Push the meat through a mincer (you can ask your butcher to do this for you) or chop it as finely as possible by hand with a good, heavy knife. It should be of a consistency which sticks together when you handle it and squeeze into shape.
Season with the sea salt, and mix in the chopped bone marrow. Some black pepper never goes amiss in a burger.
Separate the mix into four even mounds, and flatten and shape to form firm patties. They should be between 2.5 and 3 centimetres thick and well packed together to stop them from separating in the pan.
Place the burgers on a hot, non-stick pan, or onto your barbeque. There’s no need to use oil here, as the fat will render unctuously out of your burgers. You’ll want to cook them for four minutes on one side (don’t move them about too much), and then flip them and cook for three minutes on the other for a rare burger, four minutes for medium. They’ll have a lovely dark sear and a good crust on them.
When they’re done enough for your liking, leave them to rest for three or four minutes - this will draw back in all those lovely meat and marrow juices. When well rested, it’s time to stick them into a bun and get creative with your toppings!
Wine pairing for beef burgers
Wine and burgers - it’s a great outdoor eating combination that allows for plenty of experimentation.
Bear in mind, though, that burgers are generally accompanied by all sorts of side dishes which range from vinegary pickles to spicy sauces and crisp, fresh salads and tomatoes, so there’s a lot to take into consideration when choosing a good wine to pair with.
What you want is a robust wine which is at once full of deep, savoury flavours, while still being easy to drink and good in the sunshine. Possibly the best pairing for a classic beef burger would be a Shiraz. Tannic and aromatic enough to stand up to all those flavours, while the smoky and spicy notes which characterise this versatile red wine will complement the charred meat beautifully.

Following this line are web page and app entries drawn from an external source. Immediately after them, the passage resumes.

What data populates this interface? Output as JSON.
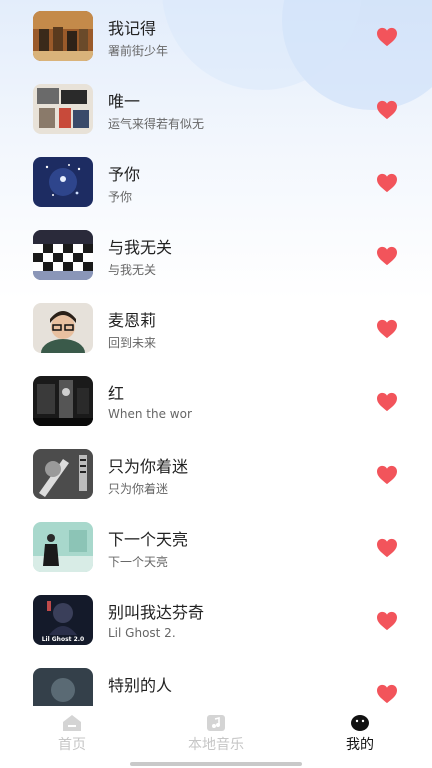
{
  "songs": [
    {
      "title": "我记得",
      "artist": "署前街少年",
      "liked": true,
      "cover_color": "#9a5a2a",
      "cover_art": "cover-band-photo"
    },
    {
      "title": "唯一",
      "artist": "运气来得若有似无",
      "liked": true,
      "cover_color": "#d8d2c8",
      "cover_art": "cover-collage"
    },
    {
      "title": "予你",
      "artist": "予你",
      "liked": true,
      "cover_color": "#1d2c62",
      "cover_art": "cover-starry-night"
    },
    {
      "title": "与我无关",
      "artist": "与我无关",
      "liked": true,
      "cover_color": "#6c7aa0",
      "cover_art": "cover-checkerboard"
    },
    {
      "title": "麦恩莉",
      "artist": "回到未来",
      "liked": true,
      "cover_color": "#e6e1da",
      "cover_art": "cover-portrait-glasses"
    },
    {
      "title": "红",
      "artist": "When the wor",
      "liked": true,
      "cover_color": "#1a1a1a",
      "cover_art": "cover-dark-photo"
    },
    {
      "title": "只为你着迷",
      "artist": "只为你着迷",
      "liked": true,
      "cover_color": "#3a3a3a",
      "cover_art": "cover-bw-guitar"
    },
    {
      "title": "下一个天亮",
      "artist": "下一个天亮",
      "liked": true,
      "cover_color": "#a8d8cc",
      "cover_art": "cover-teal-wall"
    },
    {
      "title": "别叫我达芬奇",
      "artist": "Lil Ghost 2.",
      "liked": true,
      "cover_color": "#141a2a",
      "cover_art": "cover-dark-anime"
    },
    {
      "title": "特别的人",
      "artist": "",
      "liked": true,
      "cover_color": "#34404a",
      "cover_art": "cover-dark-figure"
    }
  ],
  "cover_texts": {
    "lil_ghost": "Lil Ghost 2.0"
  },
  "tabbar": {
    "tabs": [
      {
        "label": "首页",
        "icon": "home-icon",
        "active": false
      },
      {
        "label": "本地音乐",
        "icon": "music-folder-icon",
        "active": false
      },
      {
        "label": "我的",
        "icon": "profile-face-icon",
        "active": true
      }
    ]
  },
  "colors": {
    "heart": "#f2545b",
    "active_tab": "#111111",
    "inactive_tab": "#c6c6c6"
  }
}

And there you have it; the recipe for cooker beef burgers from scratch and the perfect wine pairing.